We have been living in the world of 4G for years now, and it’s time for us to step into a new world with 5G. But what exactly is 5G and what can it do? Well, 5G is next generation technology that connects everything and everybody. 5G can be used for many different things. For example, the current buzz in healthcare; think about how electronic medical records capture and transfer data and information. Have you noticed lately what that’s like in your doctor’s office for a visit? Smart Cities is the hot trend right now. Exploring how we increase internet access in densely populated areas by stretching bandwidth for faster access. The discussion even included 8K videos, the highest ultra-high definition television resolution. China’s been focused and leading in this area. Other countries are exploring different ways of using 5G. The United States has recently rolled out fixed wireless, which provides broadband internet access to a single place without the need for phone and cable lines, but mobile wireless will be released by the end of this year.
An important topic that comes up when discussing 5G is spectrum. There are different types of spectrum and the panel talked about high-band, mid-band and low-band, and how each of these are used differently. Low-band is used for long range, sensors, data electricity and far reaching transmission. With this a plane could be flown and be more aware of objects in its vicinity. High-band allows for more data accessibility, and mid-band allows for more harmonization with 5G (that’s a whole conversation for another time). A combination of the three can also be used depending on what you’re doing.

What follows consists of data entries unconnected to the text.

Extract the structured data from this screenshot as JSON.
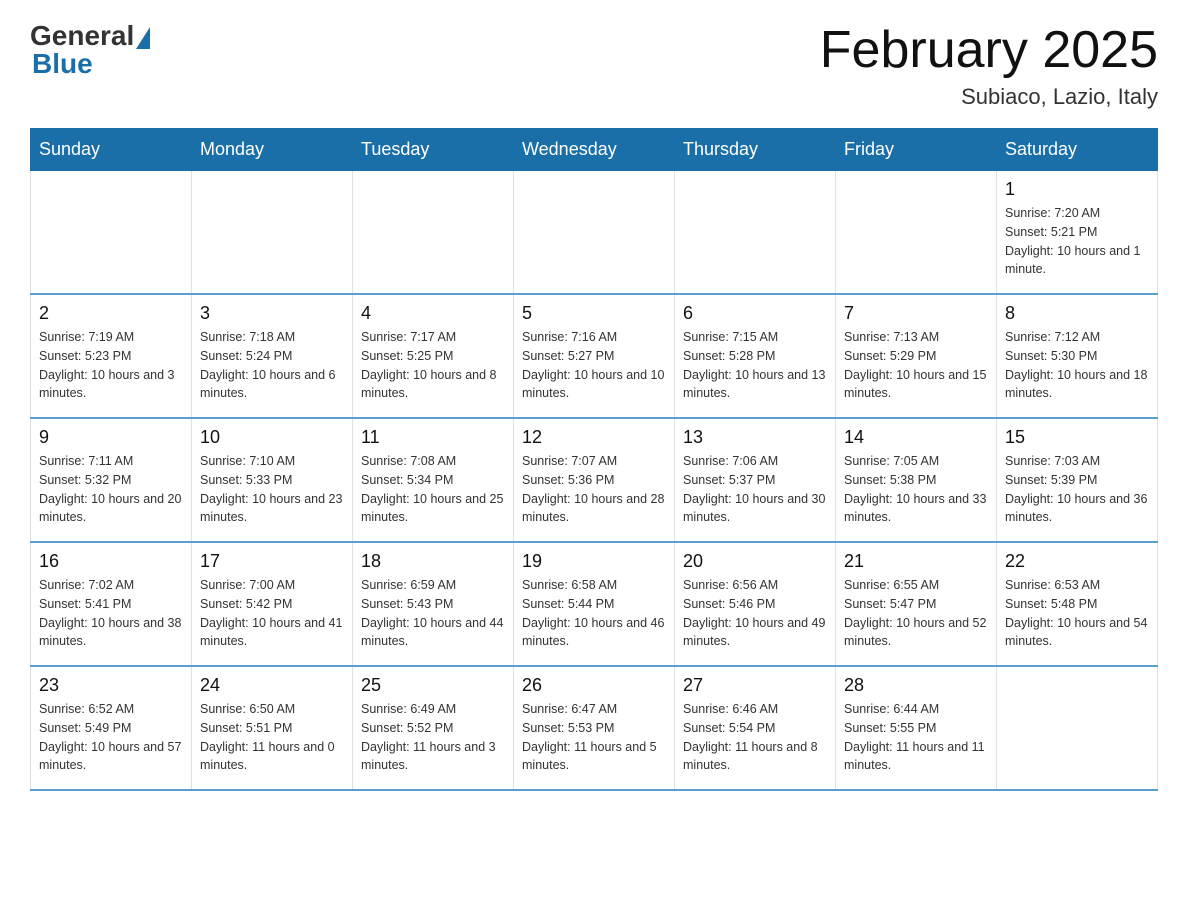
{
  "header": {
    "logo_general": "General",
    "logo_blue": "Blue",
    "title": "February 2025",
    "subtitle": "Subiaco, Lazio, Italy"
  },
  "days_of_week": [
    "Sunday",
    "Monday",
    "Tuesday",
    "Wednesday",
    "Thursday",
    "Friday",
    "Saturday"
  ],
  "weeks": [
    [
      {
        "day": "",
        "info": ""
      },
      {
        "day": "",
        "info": ""
      },
      {
        "day": "",
        "info": ""
      },
      {
        "day": "",
        "info": ""
      },
      {
        "day": "",
        "info": ""
      },
      {
        "day": "",
        "info": ""
      },
      {
        "day": "1",
        "info": "Sunrise: 7:20 AM\nSunset: 5:21 PM\nDaylight: 10 hours and 1 minute."
      }
    ],
    [
      {
        "day": "2",
        "info": "Sunrise: 7:19 AM\nSunset: 5:23 PM\nDaylight: 10 hours and 3 minutes."
      },
      {
        "day": "3",
        "info": "Sunrise: 7:18 AM\nSunset: 5:24 PM\nDaylight: 10 hours and 6 minutes."
      },
      {
        "day": "4",
        "info": "Sunrise: 7:17 AM\nSunset: 5:25 PM\nDaylight: 10 hours and 8 minutes."
      },
      {
        "day": "5",
        "info": "Sunrise: 7:16 AM\nSunset: 5:27 PM\nDaylight: 10 hours and 10 minutes."
      },
      {
        "day": "6",
        "info": "Sunrise: 7:15 AM\nSunset: 5:28 PM\nDaylight: 10 hours and 13 minutes."
      },
      {
        "day": "7",
        "info": "Sunrise: 7:13 AM\nSunset: 5:29 PM\nDaylight: 10 hours and 15 minutes."
      },
      {
        "day": "8",
        "info": "Sunrise: 7:12 AM\nSunset: 5:30 PM\nDaylight: 10 hours and 18 minutes."
      }
    ],
    [
      {
        "day": "9",
        "info": "Sunrise: 7:11 AM\nSunset: 5:32 PM\nDaylight: 10 hours and 20 minutes."
      },
      {
        "day": "10",
        "info": "Sunrise: 7:10 AM\nSunset: 5:33 PM\nDaylight: 10 hours and 23 minutes."
      },
      {
        "day": "11",
        "info": "Sunrise: 7:08 AM\nSunset: 5:34 PM\nDaylight: 10 hours and 25 minutes."
      },
      {
        "day": "12",
        "info": "Sunrise: 7:07 AM\nSunset: 5:36 PM\nDaylight: 10 hours and 28 minutes."
      },
      {
        "day": "13",
        "info": "Sunrise: 7:06 AM\nSunset: 5:37 PM\nDaylight: 10 hours and 30 minutes."
      },
      {
        "day": "14",
        "info": "Sunrise: 7:05 AM\nSunset: 5:38 PM\nDaylight: 10 hours and 33 minutes."
      },
      {
        "day": "15",
        "info": "Sunrise: 7:03 AM\nSunset: 5:39 PM\nDaylight: 10 hours and 36 minutes."
      }
    ],
    [
      {
        "day": "16",
        "info": "Sunrise: 7:02 AM\nSunset: 5:41 PM\nDaylight: 10 hours and 38 minutes."
      },
      {
        "day": "17",
        "info": "Sunrise: 7:00 AM\nSunset: 5:42 PM\nDaylight: 10 hours and 41 minutes."
      },
      {
        "day": "18",
        "info": "Sunrise: 6:59 AM\nSunset: 5:43 PM\nDaylight: 10 hours and 44 minutes."
      },
      {
        "day": "19",
        "info": "Sunrise: 6:58 AM\nSunset: 5:44 PM\nDaylight: 10 hours and 46 minutes."
      },
      {
        "day": "20",
        "info": "Sunrise: 6:56 AM\nSunset: 5:46 PM\nDaylight: 10 hours and 49 minutes."
      },
      {
        "day": "21",
        "info": "Sunrise: 6:55 AM\nSunset: 5:47 PM\nDaylight: 10 hours and 52 minutes."
      },
      {
        "day": "22",
        "info": "Sunrise: 6:53 AM\nSunset: 5:48 PM\nDaylight: 10 hours and 54 minutes."
      }
    ],
    [
      {
        "day": "23",
        "info": "Sunrise: 6:52 AM\nSunset: 5:49 PM\nDaylight: 10 hours and 57 minutes."
      },
      {
        "day": "24",
        "info": "Sunrise: 6:50 AM\nSunset: 5:51 PM\nDaylight: 11 hours and 0 minutes."
      },
      {
        "day": "25",
        "info": "Sunrise: 6:49 AM\nSunset: 5:52 PM\nDaylight: 11 hours and 3 minutes."
      },
      {
        "day": "26",
        "info": "Sunrise: 6:47 AM\nSunset: 5:53 PM\nDaylight: 11 hours and 5 minutes."
      },
      {
        "day": "27",
        "info": "Sunrise: 6:46 AM\nSunset: 5:54 PM\nDaylight: 11 hours and 8 minutes."
      },
      {
        "day": "28",
        "info": "Sunrise: 6:44 AM\nSunset: 5:55 PM\nDaylight: 11 hours and 11 minutes."
      },
      {
        "day": "",
        "info": ""
      }
    ]
  ]
}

The World Radio Conference is held every four years. It’s due to be take place next year. This is where “techies” convene to discuss the many different uses of broadband, internet, bandwidth, spectrum, and whatever else is new in electronic communication. Today, I can’t begin to imagine what the conversation will look like then. Will we still be talking about the 5G effect? Time will tell and we here at NOBCO will continue to share what we learn along the way.